Eugene O'Connor's superb translation of Antonio Panormita's Hermaphroditus brings to life this little known Renaissance writer 's bawdy masterpiece. Modeled on the writings of the Roman poet Martial, Panormita's work was initially greeted with enthusiasm by humanist scholars upon publication in 1425 only to be reviled and censured as obscene by Christian apologists. O'Connor's excellent introduction offers a wealth of historical and literary information on Panormita's often profane poetry, presented here in both English and the Latin original. This new translation will be a delight to classical, neo-Latin, and Renaissance scholars interested in tracing the development of the epigram from Latin to the vernacular, and to scholars of gender and gay studies seeking to understand the popular portrayal of women and sexual themes in the early Renaissance.
- Hardback | 190 pages
- 165 x 237 x 16mm | 381g
- 12 Sep 2001
- Lexington Books
- Lanham, MD, United States
Table of contents
Chapter 1 Introduction: The Life of Panormita Chapter 2 Introduction: The Literary Background of the Hermaphroditus Chapter 3 Introduction: A Note on the Text and Translation Chapter 4 Hermaphroditus, Book 1 Chapter 5 Hermaphroditus, Book 2 Chapter 6 Notes to Book 1 Chapter 7 Notes to Book 2 Chapter 8 Appendix: The Latin Text
Panormita has finally found a home in the English speaking world. Eugene O'Connor's beautiful translation has captured the spirit and the depth of the frivolous Panormita. -- Gareth Schmeling, University of Florida
About Antonio Panormita

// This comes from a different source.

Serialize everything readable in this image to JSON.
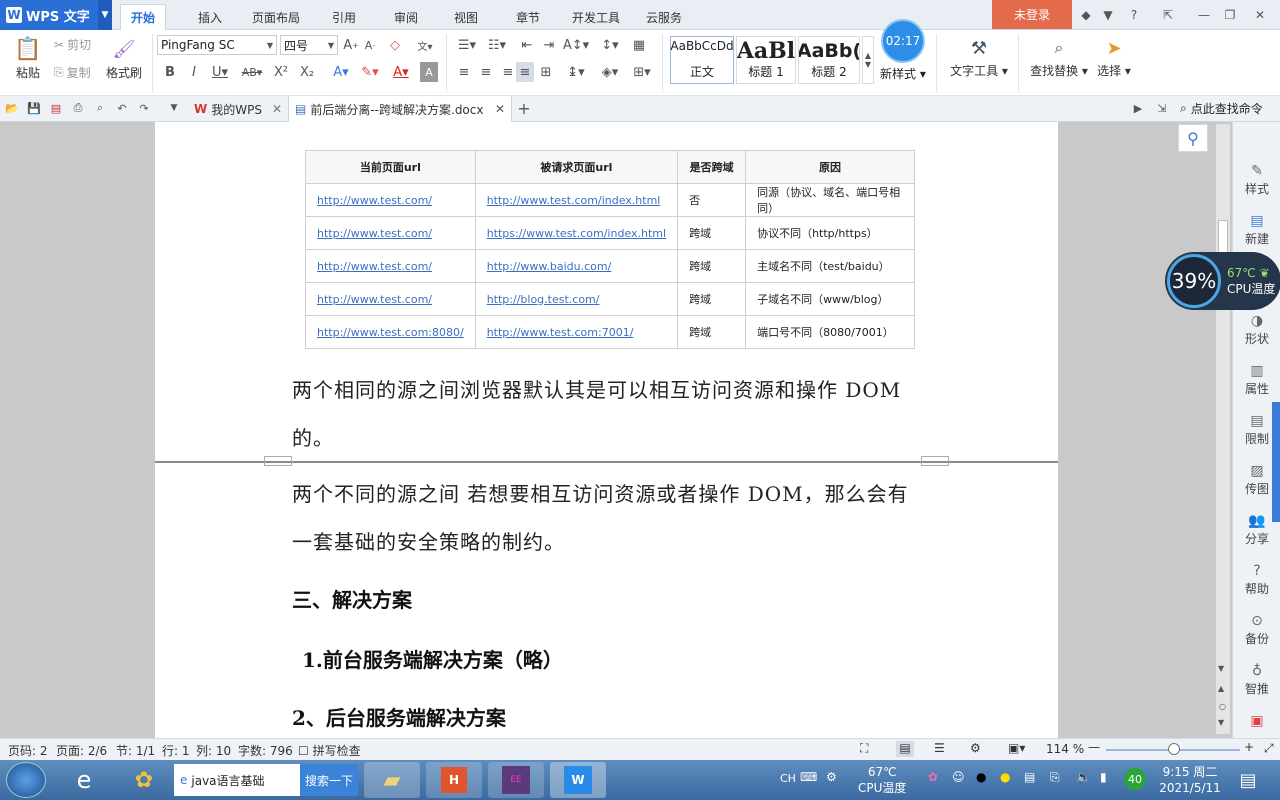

Antonio Beccadelli (1394-1471), better known as Panormita, or "the man from Palermo," was an Italian humanist and scholar. Eugene O'Connor is Managing Editor of The Ohio State University Press. He earned a Ph.D. in Classics at the University of California and is translator of The Essential Epicurus: Letters, Principal Doctrines, Vatican Sayings, and Fragments, (1993).